WHAT IS EXPECTED — Output, exactly and in full, only the lines from the one containing "Enumerate this screenshot's" to the last line of the data. Pictures should not appear.

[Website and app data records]
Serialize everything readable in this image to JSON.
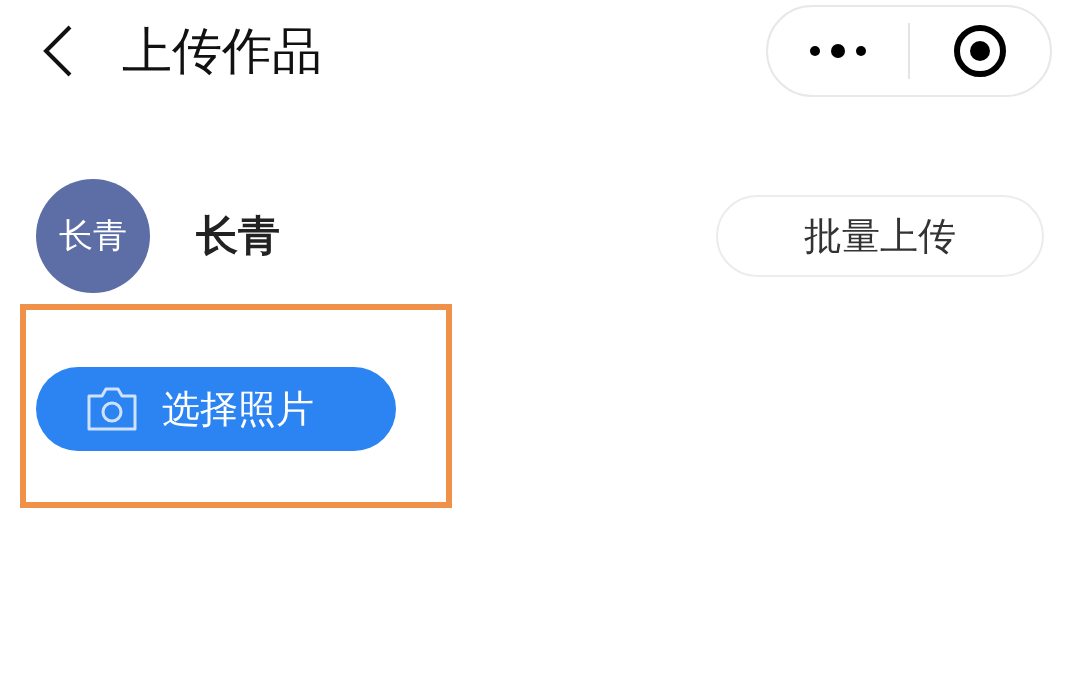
{
  "header": {
    "title": "上传作品"
  },
  "user": {
    "avatar_text": "长青",
    "name": "长青"
  },
  "batch_upload_button": {
    "label": "批量上传"
  },
  "select_section": {
    "highlighted": true,
    "button": {
      "label": "选择照片"
    }
  }
}
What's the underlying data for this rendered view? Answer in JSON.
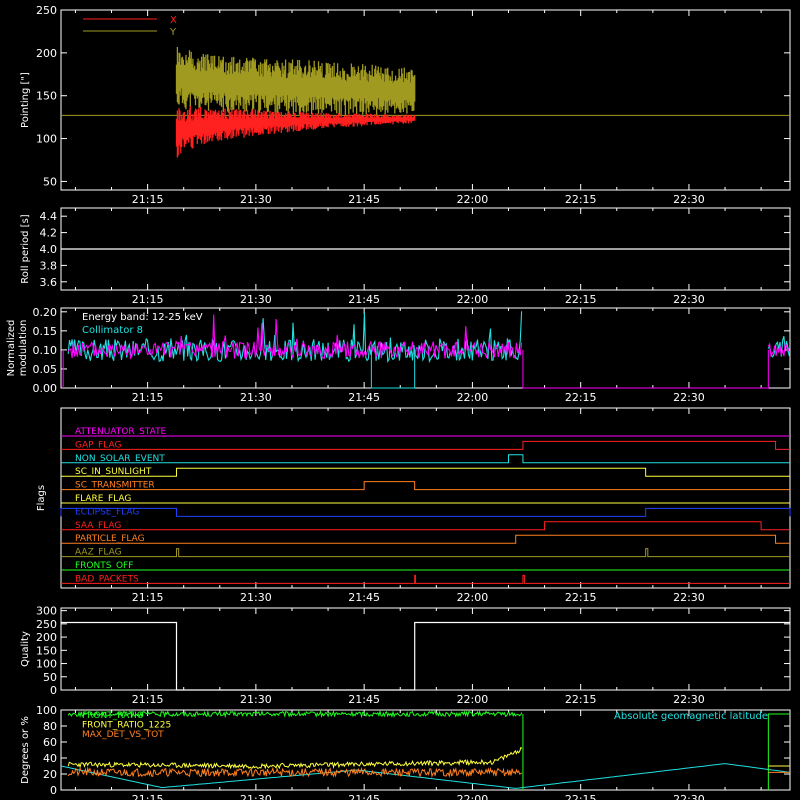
{
  "time_ticks": [
    "21:15",
    "21:30",
    "21:45",
    "22:00",
    "22:15",
    "22:30"
  ],
  "time_range_min": [
    1263,
    1364
  ],
  "panels": {
    "pointing": {
      "ylabel": "Pointing [\"]",
      "ylim": [
        40,
        250
      ],
      "yticks": [
        "50",
        "100",
        "150",
        "200",
        "250"
      ],
      "ref_line": 127,
      "legend": [
        {
          "name": "X",
          "color": "#ff2020"
        },
        {
          "name": "Y",
          "color": "#a09a20"
        }
      ]
    },
    "roll": {
      "ylabel": "Roll period [s]",
      "ylim": [
        3.5,
        4.5
      ],
      "yticks": [
        "3.6",
        "3.8",
        "4.0",
        "4.2",
        "4.4"
      ],
      "value": 4.0
    },
    "modulation": {
      "ylabel_1": "Normalized",
      "ylabel_2": "modulation",
      "ylim": [
        0,
        0.21
      ],
      "yticks": [
        "0.00",
        "0.05",
        "0.10",
        "0.15",
        "0.20"
      ],
      "energy_band": "Energy band: 12-25 keV",
      "collimator": "Collimator 8"
    },
    "flags": {
      "ylabel": "Flags",
      "items": [
        {
          "name": "ATTENUATOR_STATE",
          "color": "#ff00ff"
        },
        {
          "name": "GAP_FLAG",
          "color": "#ff2020"
        },
        {
          "name": "NON_SOLAR_EVENT",
          "color": "#20e0e0"
        },
        {
          "name": "SC_IN_SUNLIGHT",
          "color": "#ffff40"
        },
        {
          "name": "SC_TRANSMITTER",
          "color": "#ff8020"
        },
        {
          "name": "FLARE_FLAG",
          "color": "#ffff40"
        },
        {
          "name": "ECLIPSE_FLAG",
          "color": "#2040ff"
        },
        {
          "name": "SAA_FLAG",
          "color": "#ff2020"
        },
        {
          "name": "PARTICLE_FLAG",
          "color": "#ff8020"
        },
        {
          "name": "AAZ_FLAG",
          "color": "#a09a20"
        },
        {
          "name": "FRONTS_OFF",
          "color": "#20ff20"
        },
        {
          "name": "BAD_PACKETS",
          "color": "#ff2020"
        }
      ]
    },
    "quality": {
      "ylabel": "Quality",
      "ylim": [
        0,
        310
      ],
      "yticks": [
        "0",
        "50",
        "100",
        "150",
        "200",
        "250",
        "300"
      ]
    },
    "degrees": {
      "ylabel": "Degrees or %",
      "ylim": [
        0,
        100
      ],
      "yticks": [
        "0",
        "20",
        "40",
        "60",
        "80",
        "100"
      ],
      "legend": [
        {
          "name": "FRONT_RATIO",
          "color": "#20ff20"
        },
        {
          "name": "FRONT_RATIO_1225",
          "color": "#ffff40"
        },
        {
          "name": "MAX_DET_VS_TOT",
          "color": "#ff8020"
        }
      ],
      "geo_label": "Absolute geomagnetic latitude",
      "geo_color": "#20e0e0"
    }
  },
  "chart_data": [
    {
      "type": "line",
      "title": "",
      "ylabel": "Pointing [\"]",
      "ylim": [
        40,
        250
      ],
      "x_unit": "time",
      "series": [
        {
          "name": "X",
          "x": [
            "21:19",
            "21:22",
            "21:30",
            "21:40",
            "21:52"
          ],
          "y_min": [
            75,
            92,
            103,
            112,
            118
          ],
          "y_max": [
            140,
            137,
            134,
            130,
            128
          ]
        },
        {
          "name": "Y",
          "x": [
            "21:19",
            "21:22",
            "21:30",
            "21:40",
            "21:52"
          ],
          "y_min": [
            135,
            131,
            129,
            127,
            126
          ],
          "y_max": [
            210,
            200,
            195,
            190,
            183
          ]
        }
      ]
    },
    {
      "type": "line",
      "ylabel": "Roll period [s]",
      "ylim": [
        3.5,
        4.5
      ],
      "series": [
        {
          "x": [
            "21:03",
            "22:44"
          ],
          "y": [
            4.0,
            4.0
          ]
        }
      ]
    },
    {
      "type": "line",
      "ylabel": "Normalized modulation",
      "ylim": [
        0,
        0.21
      ],
      "series": [
        {
          "name": "Energy band: 12-25 keV",
          "x": [
            "21:04",
            "22:07",
            "22:07",
            "22:41"
          ],
          "y": [
            0.1,
            0.1,
            0.0,
            0.0
          ]
        },
        {
          "name": "Collimator 8",
          "x": [
            "21:46",
            "21:46",
            "21:52",
            "21:52"
          ],
          "y": [
            0.1,
            0.0,
            0.0,
            0.1
          ]
        }
      ]
    },
    {
      "type": "line",
      "ylabel": "Quality",
      "ylim": [
        0,
        310
      ],
      "series": [
        {
          "x": [
            "21:03",
            "21:19",
            "21:19",
            "21:52",
            "21:52",
            "22:44"
          ],
          "y": [
            255,
            255,
            0,
            0,
            255,
            255
          ]
        }
      ]
    },
    {
      "type": "line",
      "ylabel": "Degrees or %",
      "ylim": [
        0,
        100
      ],
      "series": [
        {
          "name": "FRONT_RATIO",
          "x": [
            "21:04",
            "22:07"
          ],
          "y": [
            95,
            95
          ]
        },
        {
          "name": "FRONT_RATIO_1225",
          "x": [
            "21:04",
            "21:30",
            "22:03",
            "22:07"
          ],
          "y": [
            32,
            30,
            35,
            52
          ]
        },
        {
          "name": "MAX_DET_VS_TOT",
          "x": [
            "21:04",
            "22:07"
          ],
          "y": [
            22,
            22
          ]
        },
        {
          "name": "Absolute geomagnetic latitude",
          "x": [
            "21:03",
            "21:17",
            "21:44",
            "22:06",
            "22:35",
            "22:44"
          ],
          "y": [
            30,
            3,
            25,
            2,
            33,
            22
          ]
        }
      ]
    }
  ]
}
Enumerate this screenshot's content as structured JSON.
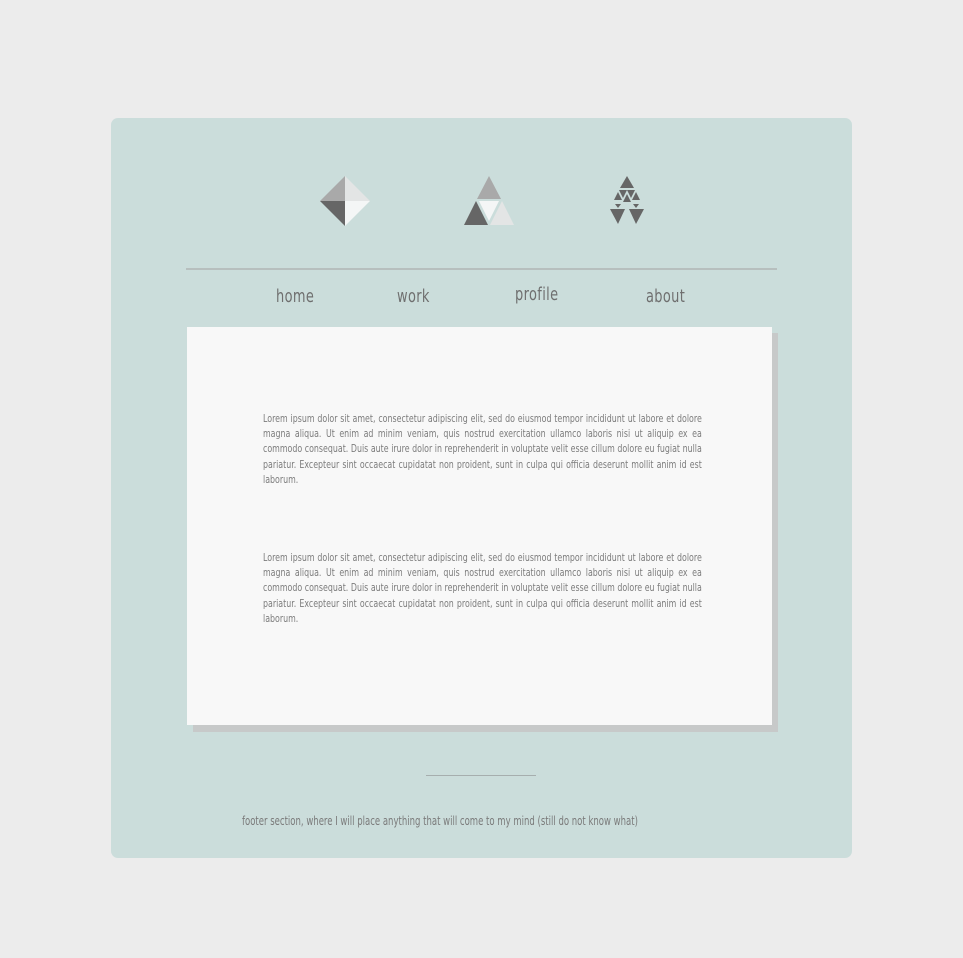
{
  "logos": [
    {
      "icon": "diamond-shaded-icon"
    },
    {
      "icon": "triangle-split-icon"
    },
    {
      "icon": "triangle-mosaic-icon"
    }
  ],
  "nav": {
    "items": [
      {
        "label": "home"
      },
      {
        "label": "work"
      },
      {
        "label": "profile"
      },
      {
        "label": "about"
      }
    ]
  },
  "main": {
    "paragraphs": [
      "Lorem ipsum dolor sit amet, consectetur adipiscing elit, sed do eiusmod tempor incididunt ut labore et dolore magna aliqua. Ut enim ad minim veniam, quis nostrud exercitation ullamco laboris nisi ut aliquip ex ea commodo consequat. Duis aute irure dolor in reprehenderit in voluptate velit esse cillum dolore eu fugiat nulla pariatur. Excepteur sint occaecat cupidatat non proident, sunt in culpa qui officia deserunt mollit anim id est laborum.",
      "Lorem ipsum dolor sit amet, consectetur adipiscing elit, sed do eiusmod tempor incididunt ut labore et dolore magna aliqua. Ut enim ad minim veniam, quis nostrud exercitation ullamco laboris nisi ut aliquip ex ea commodo consequat. Duis aute irure dolor in reprehenderit in voluptate velit esse cillum dolore eu fugiat nulla pariatur. Excepteur sint occaecat cupidatat non proident, sunt in culpa qui officia deserunt mollit anim id est laborum."
    ]
  },
  "footer": {
    "text": "footer section, where I will place anything that will come to my mind (still do not know what)"
  },
  "colors": {
    "page_background": "#ececec",
    "card_background": "#cbdddb",
    "content_background": "#f8f8f8",
    "content_shadow": "#c7c9c9",
    "text": "#7c7c7c",
    "icon_dark": "#666666",
    "icon_mid": "#a9a9a9",
    "icon_light": "#e3e5e5"
  }
}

EXERCISE SOLUTION —
Enumerate this screenshot's content as structured JSON.
{
  "logos": [
    {
      "icon": "diamond-shaded-icon"
    },
    {
      "icon": "triangle-split-icon"
    },
    {
      "icon": "triangle-mosaic-icon"
    }
  ],
  "nav": {
    "items": [
      {
        "label": "home"
      },
      {
        "label": "work"
      },
      {
        "label": "profile"
      },
      {
        "label": "about"
      }
    ]
  },
  "main": {
    "paragraphs": [
      "Lorem ipsum dolor sit amet, consectetur adipiscing elit, sed do eiusmod tempor incididunt ut labore et dolore magna aliqua. Ut enim ad minim veniam, quis nostrud exercitation ullamco laboris nisi ut aliquip ex ea commodo consequat. Duis aute irure dolor in reprehenderit in voluptate velit esse cillum dolore eu fugiat nulla pariatur. Excepteur sint occaecat cupidatat non proident, sunt in culpa qui officia deserunt mollit anim id est laborum.",
      "Lorem ipsum dolor sit amet, consectetur adipiscing elit, sed do eiusmod tempor incididunt ut labore et dolore magna aliqua. Ut enim ad minim veniam, quis nostrud exercitation ullamco laboris nisi ut aliquip ex ea commodo consequat. Duis aute irure dolor in reprehenderit in voluptate velit esse cillum dolore eu fugiat nulla pariatur. Excepteur sint occaecat cupidatat non proident, sunt in culpa qui officia deserunt mollit anim id est laborum."
    ]
  },
  "footer": {
    "text": "footer section, where I will place anything that will come to my mind (still do not know what)"
  },
  "colors": {
    "page_background": "#ececec",
    "card_background": "#cbdddb",
    "content_background": "#f8f8f8",
    "content_shadow": "#c7c9c9",
    "text": "#7c7c7c",
    "icon_dark": "#666666",
    "icon_mid": "#a9a9a9",
    "icon_light": "#e3e5e5"
  }
}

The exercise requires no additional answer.